Did Bankruptcy Reform Fail? An Empirical Study of Consumer Debtors


Robert M. Lawless
University of Illinois College of Law

Angela K. Littwin
University of Texas School of Law

Katherine M. Porter
University of Iowa – College of Law; Harvard Law School

John Pottow
University of Michigan Law School

Deborah Thorne
Ohio University – Department of Sociology

Elizabeth Warren
Harvard Law School


Just three years ago, Congress enacted controversial amendments to the Bankruptcy Code. The proponents claimed that the changes would drive the “can pay” debtors (of which there were supposedly many) from the bankruptcy  courts with tough new income-based eligibility requirements. And indeed, after the enactment of the amendments, the number of people filing for bankruptcy plunged. In this Article – the initial report of the 2007 Consumer Bankruptcy Project – the authors analyze the first national, random sample of post-amendments bankruptcy  filers. Contrary to the advocates’ claim that high-income filers would be driven from the system and, by implication, that those remaining would have more modest incomes, the data show no change in the income levels of bankruptcy filers after the amendments. These findings thus cast doubt on the suggestion that those purged from the bankruptcy  courts – approximately 800,000 in 2007 alone based on trend extrapolation – were high-income deadbeats; they instead appear to have been ordinary American families in serious financial distress. The data also show that debtors filing for bankruptcy  in 2007 have even greater debt loads than their counterparts from 2001, a development that seems to track a national trend of increasing consumer debt. The findings thus align with at least two predictions of some legal scholars. The first is that the bankruptcy reform bill was not aimed at high-income abusers but was instead a general assault on all debtors, regardless of their financial circumstances. The second is that debtors are waiting longer – and incurring more debt – before ultimately seeking bankruptcy relief, consistent with the so-called “sweat box” theory of credit card lending.
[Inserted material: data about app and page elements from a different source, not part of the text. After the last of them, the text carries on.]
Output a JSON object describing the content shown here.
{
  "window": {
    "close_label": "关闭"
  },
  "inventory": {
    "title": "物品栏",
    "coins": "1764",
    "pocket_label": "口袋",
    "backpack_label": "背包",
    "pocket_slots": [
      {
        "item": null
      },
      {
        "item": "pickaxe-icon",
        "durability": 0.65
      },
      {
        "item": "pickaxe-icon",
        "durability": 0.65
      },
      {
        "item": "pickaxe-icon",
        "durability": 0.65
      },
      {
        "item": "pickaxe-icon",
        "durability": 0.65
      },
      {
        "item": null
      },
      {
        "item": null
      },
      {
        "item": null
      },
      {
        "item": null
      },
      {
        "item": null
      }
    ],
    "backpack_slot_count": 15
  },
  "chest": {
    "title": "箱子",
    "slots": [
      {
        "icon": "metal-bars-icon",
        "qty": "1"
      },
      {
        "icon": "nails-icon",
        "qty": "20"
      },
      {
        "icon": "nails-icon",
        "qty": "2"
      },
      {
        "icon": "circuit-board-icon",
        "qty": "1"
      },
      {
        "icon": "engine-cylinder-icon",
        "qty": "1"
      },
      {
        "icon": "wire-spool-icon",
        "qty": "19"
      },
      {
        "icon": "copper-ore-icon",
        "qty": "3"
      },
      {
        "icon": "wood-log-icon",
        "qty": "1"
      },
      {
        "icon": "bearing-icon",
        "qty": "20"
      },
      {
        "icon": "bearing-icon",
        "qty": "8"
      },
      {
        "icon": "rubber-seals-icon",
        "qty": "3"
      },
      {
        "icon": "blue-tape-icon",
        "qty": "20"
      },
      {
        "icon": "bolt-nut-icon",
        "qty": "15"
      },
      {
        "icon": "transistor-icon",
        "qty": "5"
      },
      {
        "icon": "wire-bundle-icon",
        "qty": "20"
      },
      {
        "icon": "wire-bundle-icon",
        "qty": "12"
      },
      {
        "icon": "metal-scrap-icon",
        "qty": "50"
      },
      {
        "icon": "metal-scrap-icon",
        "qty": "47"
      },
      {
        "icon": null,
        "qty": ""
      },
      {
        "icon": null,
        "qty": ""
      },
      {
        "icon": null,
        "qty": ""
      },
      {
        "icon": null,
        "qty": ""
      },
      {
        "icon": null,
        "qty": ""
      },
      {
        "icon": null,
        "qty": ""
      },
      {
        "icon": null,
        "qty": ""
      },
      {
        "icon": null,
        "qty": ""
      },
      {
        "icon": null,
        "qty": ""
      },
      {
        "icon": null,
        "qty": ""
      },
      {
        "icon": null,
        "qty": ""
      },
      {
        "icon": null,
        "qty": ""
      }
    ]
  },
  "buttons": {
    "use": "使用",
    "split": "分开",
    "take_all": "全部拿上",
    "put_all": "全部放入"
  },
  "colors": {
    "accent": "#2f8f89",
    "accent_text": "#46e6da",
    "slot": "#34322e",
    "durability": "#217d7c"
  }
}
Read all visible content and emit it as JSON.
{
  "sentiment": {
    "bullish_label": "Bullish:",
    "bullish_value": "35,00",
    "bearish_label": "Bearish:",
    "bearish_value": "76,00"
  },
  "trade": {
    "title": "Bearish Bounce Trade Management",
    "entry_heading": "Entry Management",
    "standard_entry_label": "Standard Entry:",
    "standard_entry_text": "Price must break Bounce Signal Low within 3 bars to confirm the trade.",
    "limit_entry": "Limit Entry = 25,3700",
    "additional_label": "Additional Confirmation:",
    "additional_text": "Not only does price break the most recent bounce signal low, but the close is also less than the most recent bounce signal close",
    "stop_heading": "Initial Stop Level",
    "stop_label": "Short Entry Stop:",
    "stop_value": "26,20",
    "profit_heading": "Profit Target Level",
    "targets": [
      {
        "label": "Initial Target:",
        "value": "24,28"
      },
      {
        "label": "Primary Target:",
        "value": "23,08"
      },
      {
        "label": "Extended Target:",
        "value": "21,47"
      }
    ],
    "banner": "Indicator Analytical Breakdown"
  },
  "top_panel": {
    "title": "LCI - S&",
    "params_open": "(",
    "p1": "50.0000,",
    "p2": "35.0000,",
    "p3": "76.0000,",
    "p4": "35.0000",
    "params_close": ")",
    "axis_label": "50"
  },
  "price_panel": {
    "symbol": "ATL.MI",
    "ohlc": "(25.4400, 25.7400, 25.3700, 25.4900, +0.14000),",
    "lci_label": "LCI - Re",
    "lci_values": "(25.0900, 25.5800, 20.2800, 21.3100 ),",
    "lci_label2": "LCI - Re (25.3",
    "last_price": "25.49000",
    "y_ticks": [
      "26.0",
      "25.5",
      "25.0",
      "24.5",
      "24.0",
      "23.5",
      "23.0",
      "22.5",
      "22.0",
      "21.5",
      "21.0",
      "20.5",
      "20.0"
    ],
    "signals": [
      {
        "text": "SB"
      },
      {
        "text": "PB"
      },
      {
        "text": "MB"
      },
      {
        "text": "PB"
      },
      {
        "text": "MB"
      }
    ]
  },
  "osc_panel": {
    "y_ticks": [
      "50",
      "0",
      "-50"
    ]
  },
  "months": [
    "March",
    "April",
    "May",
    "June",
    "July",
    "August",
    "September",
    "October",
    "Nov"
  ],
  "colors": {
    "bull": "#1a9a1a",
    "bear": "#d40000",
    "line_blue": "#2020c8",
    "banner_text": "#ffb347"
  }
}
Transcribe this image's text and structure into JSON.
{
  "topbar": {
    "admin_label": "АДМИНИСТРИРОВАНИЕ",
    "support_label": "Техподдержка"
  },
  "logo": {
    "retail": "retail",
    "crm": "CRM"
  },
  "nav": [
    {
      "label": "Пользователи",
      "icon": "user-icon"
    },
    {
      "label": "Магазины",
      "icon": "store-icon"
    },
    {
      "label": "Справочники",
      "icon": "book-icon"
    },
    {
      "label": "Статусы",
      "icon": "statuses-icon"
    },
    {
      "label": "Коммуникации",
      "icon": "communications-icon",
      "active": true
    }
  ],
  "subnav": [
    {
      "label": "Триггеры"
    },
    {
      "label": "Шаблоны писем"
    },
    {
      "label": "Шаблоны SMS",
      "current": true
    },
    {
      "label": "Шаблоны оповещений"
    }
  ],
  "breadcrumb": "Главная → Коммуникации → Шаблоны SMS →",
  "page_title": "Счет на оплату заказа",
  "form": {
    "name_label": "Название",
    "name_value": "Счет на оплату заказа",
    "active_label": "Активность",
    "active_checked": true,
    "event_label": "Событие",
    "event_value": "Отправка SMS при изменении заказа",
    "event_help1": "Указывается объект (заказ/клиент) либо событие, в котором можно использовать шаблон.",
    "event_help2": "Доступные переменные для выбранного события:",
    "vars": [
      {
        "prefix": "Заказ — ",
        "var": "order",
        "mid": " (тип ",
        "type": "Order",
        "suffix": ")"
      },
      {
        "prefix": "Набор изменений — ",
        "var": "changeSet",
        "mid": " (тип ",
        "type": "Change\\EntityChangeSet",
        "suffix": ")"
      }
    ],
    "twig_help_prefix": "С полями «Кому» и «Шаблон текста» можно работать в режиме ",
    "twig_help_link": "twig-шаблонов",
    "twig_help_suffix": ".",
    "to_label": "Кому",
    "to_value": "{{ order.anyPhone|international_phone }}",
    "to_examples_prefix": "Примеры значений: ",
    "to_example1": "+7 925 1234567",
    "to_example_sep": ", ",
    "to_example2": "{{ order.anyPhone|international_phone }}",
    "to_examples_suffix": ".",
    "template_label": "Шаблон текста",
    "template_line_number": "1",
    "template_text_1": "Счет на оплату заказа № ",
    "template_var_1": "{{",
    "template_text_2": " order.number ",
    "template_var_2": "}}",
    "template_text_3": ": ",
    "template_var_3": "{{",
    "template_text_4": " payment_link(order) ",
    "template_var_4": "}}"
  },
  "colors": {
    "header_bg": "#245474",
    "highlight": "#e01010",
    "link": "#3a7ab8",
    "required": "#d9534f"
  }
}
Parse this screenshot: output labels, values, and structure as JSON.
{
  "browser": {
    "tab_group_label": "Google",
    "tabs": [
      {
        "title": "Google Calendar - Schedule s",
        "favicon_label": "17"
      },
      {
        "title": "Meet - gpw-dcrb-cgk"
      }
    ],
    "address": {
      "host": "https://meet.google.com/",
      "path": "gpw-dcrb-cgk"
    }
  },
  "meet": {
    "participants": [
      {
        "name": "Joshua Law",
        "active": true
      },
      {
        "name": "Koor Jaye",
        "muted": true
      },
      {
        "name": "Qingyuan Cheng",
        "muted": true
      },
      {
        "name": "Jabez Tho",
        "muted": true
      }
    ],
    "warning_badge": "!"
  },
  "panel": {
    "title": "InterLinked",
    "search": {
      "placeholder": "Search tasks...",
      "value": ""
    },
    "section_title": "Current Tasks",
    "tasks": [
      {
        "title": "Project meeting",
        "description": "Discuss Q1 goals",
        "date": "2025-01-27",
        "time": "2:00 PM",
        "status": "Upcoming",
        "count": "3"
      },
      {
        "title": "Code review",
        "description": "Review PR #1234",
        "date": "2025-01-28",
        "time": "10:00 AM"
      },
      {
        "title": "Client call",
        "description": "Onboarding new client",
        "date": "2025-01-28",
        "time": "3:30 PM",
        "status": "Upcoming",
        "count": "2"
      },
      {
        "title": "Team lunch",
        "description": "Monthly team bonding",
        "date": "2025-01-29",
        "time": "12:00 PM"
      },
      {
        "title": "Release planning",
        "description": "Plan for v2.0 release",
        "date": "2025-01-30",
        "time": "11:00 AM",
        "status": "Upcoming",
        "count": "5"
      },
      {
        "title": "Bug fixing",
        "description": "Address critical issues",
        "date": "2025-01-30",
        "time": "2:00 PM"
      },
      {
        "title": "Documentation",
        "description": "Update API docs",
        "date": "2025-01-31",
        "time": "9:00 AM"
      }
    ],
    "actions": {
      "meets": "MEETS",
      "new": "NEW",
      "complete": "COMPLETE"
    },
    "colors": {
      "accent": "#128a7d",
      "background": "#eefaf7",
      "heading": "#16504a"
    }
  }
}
Read Paper


Related Content


Elizabeth Warren Bound for Treasury Role, But What About the CFPB?

The Consumer Financial Protection Board: Insights from Elizabeth Warren’s “Making Credit Safer”

Briefing Room: Dealing with Durbin